César Chávez and Dolores Huerta led the United Farm Workers Union in the 1960s through early 80s. In 1978, Chávez wrote a letter to a Catholic magazine explaining nonviolent protest principles on the tenth anniversary of Martin Luther King’s assassination. Links to multimedia clips and NPR stories explore Chávez and the struggle. A link is provided to six different opinions by accessing The New York Times series Room for Debate regarding contemporary farm labor practices. This will provide the students an opportunity to use their synthesis skills as they engaged in Socratic Seminar.
In this resource there is a unique detailed rubric that can be used to score Socratic Seminars in a way that encourages organic fluid discussions. In the guide there is a step by step explanation on how to conduct a fish-bowl discussion with the rubric. There is a link to the College Board’s AP Central site where the 2015 AP English Language Question #2 is a perfect fit to use when assessing this unit. Links to the rubric, the speech, the prompt, and student samples can be found here. Expert analysis in the Student Q/A section for the prompt and its intentions is also provided. There are sample graphic organizers designed to get students to understand the writer’s purpose and how rhetorical strategies connect to purpose in argument. Complete Common Core standards included.

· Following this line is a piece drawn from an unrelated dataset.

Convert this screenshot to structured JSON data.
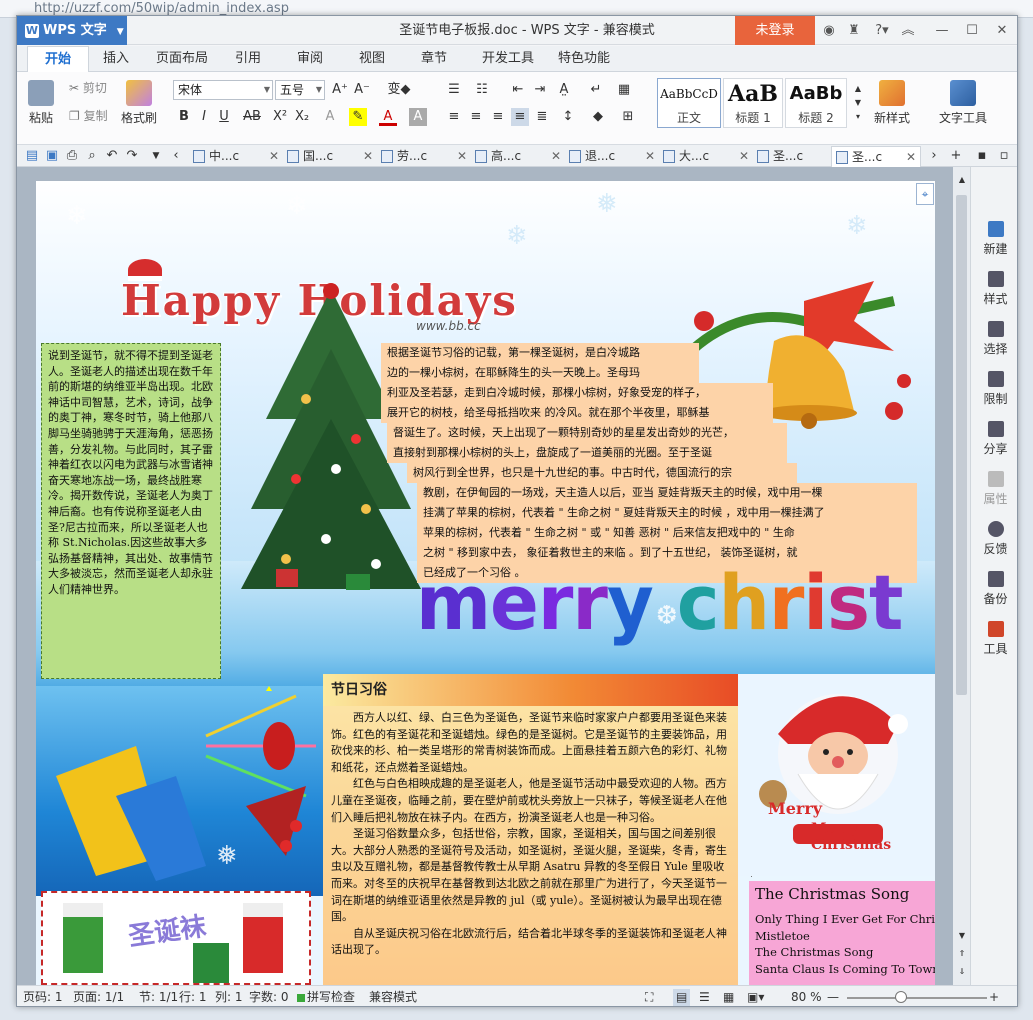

Key words: AP English Language, speech and debate, César Chávez, immigration, social justice, argument, Socratic Seminar, synthesis, nonviolent protest, American Literature, Common Core,